**Problem description**
Search term "JSON": please copy every line of the records below that contains it.

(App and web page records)
####

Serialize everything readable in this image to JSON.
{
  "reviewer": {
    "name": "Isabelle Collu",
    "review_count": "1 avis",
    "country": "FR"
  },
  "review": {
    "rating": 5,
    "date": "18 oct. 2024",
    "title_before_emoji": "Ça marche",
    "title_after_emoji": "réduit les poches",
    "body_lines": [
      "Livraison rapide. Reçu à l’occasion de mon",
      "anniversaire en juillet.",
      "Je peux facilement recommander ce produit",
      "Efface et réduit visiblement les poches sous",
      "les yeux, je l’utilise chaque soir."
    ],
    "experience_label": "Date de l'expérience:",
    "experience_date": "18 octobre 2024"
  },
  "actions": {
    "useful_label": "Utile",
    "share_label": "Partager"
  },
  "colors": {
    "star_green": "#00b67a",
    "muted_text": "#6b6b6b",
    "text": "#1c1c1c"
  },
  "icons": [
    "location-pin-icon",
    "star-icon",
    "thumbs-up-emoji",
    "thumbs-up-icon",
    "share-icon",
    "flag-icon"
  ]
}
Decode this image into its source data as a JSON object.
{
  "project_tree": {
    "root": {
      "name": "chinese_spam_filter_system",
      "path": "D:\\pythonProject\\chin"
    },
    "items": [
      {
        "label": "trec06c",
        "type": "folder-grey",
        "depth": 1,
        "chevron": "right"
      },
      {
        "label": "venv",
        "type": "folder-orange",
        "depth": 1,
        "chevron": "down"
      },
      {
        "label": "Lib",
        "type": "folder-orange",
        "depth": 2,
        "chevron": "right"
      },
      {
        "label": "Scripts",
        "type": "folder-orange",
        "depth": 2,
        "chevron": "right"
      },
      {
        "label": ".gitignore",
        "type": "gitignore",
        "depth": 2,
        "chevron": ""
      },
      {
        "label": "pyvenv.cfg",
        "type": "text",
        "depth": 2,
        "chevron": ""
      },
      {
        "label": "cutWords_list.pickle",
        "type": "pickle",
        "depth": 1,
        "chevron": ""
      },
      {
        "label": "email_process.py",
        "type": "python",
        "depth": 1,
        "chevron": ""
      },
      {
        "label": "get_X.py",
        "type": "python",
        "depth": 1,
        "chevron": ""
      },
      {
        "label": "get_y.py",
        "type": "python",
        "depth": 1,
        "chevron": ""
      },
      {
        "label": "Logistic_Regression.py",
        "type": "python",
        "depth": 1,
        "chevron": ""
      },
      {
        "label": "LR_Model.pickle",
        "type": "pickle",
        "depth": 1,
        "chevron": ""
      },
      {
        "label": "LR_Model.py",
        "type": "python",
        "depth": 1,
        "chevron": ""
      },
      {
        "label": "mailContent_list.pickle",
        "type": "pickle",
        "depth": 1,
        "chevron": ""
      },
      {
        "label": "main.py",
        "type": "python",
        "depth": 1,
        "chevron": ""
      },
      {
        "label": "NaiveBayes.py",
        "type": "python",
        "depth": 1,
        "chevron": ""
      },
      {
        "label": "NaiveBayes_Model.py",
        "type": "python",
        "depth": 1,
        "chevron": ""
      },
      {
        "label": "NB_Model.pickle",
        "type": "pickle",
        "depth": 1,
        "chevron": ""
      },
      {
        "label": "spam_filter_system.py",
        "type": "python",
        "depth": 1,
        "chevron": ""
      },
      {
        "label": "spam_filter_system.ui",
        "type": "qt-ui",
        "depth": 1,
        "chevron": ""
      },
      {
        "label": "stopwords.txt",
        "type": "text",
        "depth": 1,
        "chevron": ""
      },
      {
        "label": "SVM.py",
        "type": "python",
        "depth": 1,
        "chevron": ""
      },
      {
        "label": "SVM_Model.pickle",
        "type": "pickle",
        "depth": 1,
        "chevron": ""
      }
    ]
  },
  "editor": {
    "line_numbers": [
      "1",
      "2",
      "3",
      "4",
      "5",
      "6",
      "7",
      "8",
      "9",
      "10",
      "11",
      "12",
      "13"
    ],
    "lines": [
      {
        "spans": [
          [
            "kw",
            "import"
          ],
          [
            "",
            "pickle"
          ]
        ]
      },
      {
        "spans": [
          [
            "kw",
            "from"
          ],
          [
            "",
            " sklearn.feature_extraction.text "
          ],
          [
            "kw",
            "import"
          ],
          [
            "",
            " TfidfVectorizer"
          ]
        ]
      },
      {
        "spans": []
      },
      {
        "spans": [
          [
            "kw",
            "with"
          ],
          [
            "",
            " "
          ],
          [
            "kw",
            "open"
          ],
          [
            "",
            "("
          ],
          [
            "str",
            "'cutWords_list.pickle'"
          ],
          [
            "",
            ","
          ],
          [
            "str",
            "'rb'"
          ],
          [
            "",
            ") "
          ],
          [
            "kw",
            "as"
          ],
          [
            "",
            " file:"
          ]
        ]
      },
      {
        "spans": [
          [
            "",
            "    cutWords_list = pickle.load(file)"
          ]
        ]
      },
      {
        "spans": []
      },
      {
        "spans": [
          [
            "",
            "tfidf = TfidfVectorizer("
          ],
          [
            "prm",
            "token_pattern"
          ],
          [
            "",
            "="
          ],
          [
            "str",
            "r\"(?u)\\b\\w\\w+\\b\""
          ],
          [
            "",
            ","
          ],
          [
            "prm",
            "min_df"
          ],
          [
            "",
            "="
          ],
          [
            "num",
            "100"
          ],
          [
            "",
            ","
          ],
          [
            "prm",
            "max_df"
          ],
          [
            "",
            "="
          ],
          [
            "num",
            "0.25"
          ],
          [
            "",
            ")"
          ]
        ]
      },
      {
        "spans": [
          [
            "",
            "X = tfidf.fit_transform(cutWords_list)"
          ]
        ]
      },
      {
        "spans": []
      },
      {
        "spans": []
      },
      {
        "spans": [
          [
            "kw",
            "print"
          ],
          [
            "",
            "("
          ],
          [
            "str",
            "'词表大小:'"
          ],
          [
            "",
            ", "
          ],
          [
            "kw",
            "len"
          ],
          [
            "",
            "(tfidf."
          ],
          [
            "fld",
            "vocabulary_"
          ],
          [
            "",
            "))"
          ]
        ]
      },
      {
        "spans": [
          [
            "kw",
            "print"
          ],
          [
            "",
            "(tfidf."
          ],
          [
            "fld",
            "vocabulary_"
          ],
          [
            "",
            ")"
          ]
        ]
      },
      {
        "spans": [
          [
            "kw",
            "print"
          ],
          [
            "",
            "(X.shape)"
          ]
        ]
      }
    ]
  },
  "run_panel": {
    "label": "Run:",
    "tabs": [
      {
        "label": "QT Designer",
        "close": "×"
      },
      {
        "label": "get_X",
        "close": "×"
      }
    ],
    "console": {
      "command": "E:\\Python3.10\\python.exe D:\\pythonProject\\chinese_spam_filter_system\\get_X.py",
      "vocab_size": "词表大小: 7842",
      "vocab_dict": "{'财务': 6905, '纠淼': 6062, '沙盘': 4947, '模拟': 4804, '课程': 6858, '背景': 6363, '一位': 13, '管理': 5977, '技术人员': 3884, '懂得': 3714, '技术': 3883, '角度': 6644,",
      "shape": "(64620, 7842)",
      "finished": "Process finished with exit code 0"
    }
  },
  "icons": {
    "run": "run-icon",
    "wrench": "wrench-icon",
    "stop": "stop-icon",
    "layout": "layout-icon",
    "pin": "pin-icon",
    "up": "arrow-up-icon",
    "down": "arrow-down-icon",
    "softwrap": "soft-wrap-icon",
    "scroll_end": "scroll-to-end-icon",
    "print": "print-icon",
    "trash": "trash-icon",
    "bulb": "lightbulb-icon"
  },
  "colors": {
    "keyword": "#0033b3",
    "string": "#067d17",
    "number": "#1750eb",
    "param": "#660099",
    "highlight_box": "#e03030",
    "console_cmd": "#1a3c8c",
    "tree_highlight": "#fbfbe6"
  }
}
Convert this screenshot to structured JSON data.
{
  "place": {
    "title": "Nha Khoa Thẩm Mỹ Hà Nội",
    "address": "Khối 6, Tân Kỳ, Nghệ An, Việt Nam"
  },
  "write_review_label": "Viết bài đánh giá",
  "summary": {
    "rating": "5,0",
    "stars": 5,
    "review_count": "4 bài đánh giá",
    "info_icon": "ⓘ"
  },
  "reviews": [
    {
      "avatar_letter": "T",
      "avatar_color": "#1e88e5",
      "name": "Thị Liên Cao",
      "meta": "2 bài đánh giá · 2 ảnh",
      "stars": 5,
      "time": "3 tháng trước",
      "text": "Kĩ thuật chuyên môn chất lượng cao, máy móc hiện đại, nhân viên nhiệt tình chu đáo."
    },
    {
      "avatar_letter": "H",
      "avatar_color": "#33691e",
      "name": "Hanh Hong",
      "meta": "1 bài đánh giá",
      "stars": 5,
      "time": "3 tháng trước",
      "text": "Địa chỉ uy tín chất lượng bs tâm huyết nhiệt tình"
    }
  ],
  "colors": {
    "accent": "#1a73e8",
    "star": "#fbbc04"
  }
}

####

**Answer section**
Serialize everything readable in this image to JSON.
Decode this image into its source data as a JSON object.
Convert this screenshot to structured JSON data.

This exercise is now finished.